§ **PROMPT**
The expected reply is all of the data, returned exactly.

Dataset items
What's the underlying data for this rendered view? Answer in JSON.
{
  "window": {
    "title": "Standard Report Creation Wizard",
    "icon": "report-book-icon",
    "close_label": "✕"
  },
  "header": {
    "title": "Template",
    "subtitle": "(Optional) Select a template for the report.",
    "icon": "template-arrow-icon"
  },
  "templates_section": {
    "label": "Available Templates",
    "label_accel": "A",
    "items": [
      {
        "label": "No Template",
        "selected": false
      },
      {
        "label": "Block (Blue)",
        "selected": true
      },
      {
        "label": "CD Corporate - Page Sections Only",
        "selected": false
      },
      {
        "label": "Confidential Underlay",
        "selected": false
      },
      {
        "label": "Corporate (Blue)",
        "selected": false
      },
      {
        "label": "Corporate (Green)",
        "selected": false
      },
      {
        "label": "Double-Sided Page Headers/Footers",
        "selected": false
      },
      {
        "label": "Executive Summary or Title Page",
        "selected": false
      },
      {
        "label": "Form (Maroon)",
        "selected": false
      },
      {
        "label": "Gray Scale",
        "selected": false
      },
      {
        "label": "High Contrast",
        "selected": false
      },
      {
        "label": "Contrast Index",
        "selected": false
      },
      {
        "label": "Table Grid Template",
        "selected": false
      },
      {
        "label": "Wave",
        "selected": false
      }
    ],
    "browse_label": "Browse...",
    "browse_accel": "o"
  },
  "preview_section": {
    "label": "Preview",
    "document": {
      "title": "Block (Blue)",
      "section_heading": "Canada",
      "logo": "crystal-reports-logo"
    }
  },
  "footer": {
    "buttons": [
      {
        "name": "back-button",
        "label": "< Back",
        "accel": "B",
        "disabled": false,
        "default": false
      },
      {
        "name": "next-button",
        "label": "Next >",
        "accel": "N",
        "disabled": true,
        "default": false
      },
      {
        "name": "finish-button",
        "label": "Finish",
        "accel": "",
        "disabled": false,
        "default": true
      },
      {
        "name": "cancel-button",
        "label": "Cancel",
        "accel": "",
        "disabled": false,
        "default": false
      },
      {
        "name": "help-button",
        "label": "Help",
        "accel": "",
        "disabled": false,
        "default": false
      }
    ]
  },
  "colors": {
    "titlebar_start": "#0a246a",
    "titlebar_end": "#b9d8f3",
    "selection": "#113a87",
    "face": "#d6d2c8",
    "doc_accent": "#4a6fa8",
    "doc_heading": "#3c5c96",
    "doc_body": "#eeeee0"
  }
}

§ **RESPONSE**
What's the underlying data for this rendered view? Answer in JSON.
{
  "window": {
    "title": "Standard Report Creation Wizard",
    "icon": "report-book-icon",
    "close_label": "✕"
  },
  "header": {
    "title": "Template",
    "subtitle": "(Optional) Select a template for the report.",
    "icon": "template-arrow-icon"
  },
  "templates_section": {
    "label": "Available Templates",
    "label_accel": "A",
    "items": [
      {
        "label": "No Template",
        "selected": false
      },
      {
        "label": "Block (Blue)",
        "selected": true
      },
      {
        "label": "CD Corporate - Page Sections Only",
        "selected": false
      },
      {
        "label": "Confidential Underlay",
        "selected": false
      },
      {
        "label": "Corporate (Blue)",
        "selected": false
      },
      {
        "label": "Corporate (Green)",
        "selected": false
      },
      {
        "label": "Double-Sided Page Headers/Footers",
        "selected": false
      },
      {
        "label": "Executive Summary or Title Page",
        "selected": false
      },
      {
        "label": "Form (Maroon)",
        "selected": false
      },
      {
        "label": "Gray Scale",
        "selected": false
      },
      {
        "label": "High Contrast",
        "selected": false
      },
      {
        "label": "Contrast Index",
        "selected": false
      },
      {
        "label": "Table Grid Template",
        "selected": false
      },
      {
        "label": "Wave",
        "selected": false
      }
    ],
    "browse_label": "Browse...",
    "browse_accel": "o"
  },
  "preview_section": {
    "label": "Preview",
    "document": {
      "title": "Block (Blue)",
      "section_heading": "Canada",
      "logo": "crystal-reports-logo"
    }
  },
  "footer": {
    "buttons": [
      {
        "name": "back-button",
        "label": "< Back",
        "accel": "B",
        "disabled": false,
        "default": false
      },
      {
        "name": "next-button",
        "label": "Next >",
        "accel": "N",
        "disabled": true,
        "default": false
      },
      {
        "name": "finish-button",
        "label": "Finish",
        "accel": "",
        "disabled": false,
        "default": true
      },
      {
        "name": "cancel-button",
        "label": "Cancel",
        "accel": "",
        "disabled": false,
        "default": false
      },
      {
        "name": "help-button",
        "label": "Help",
        "accel": "",
        "disabled": false,
        "default": false
      }
    ]
  },
  "colors": {
    "titlebar_start": "#0a246a",
    "titlebar_end": "#b9d8f3",
    "selection": "#113a87",
    "face": "#d6d2c8",
    "doc_accent": "#4a6fa8",
    "doc_heading": "#3c5c96",
    "doc_body": "#eeeee0"
  }
}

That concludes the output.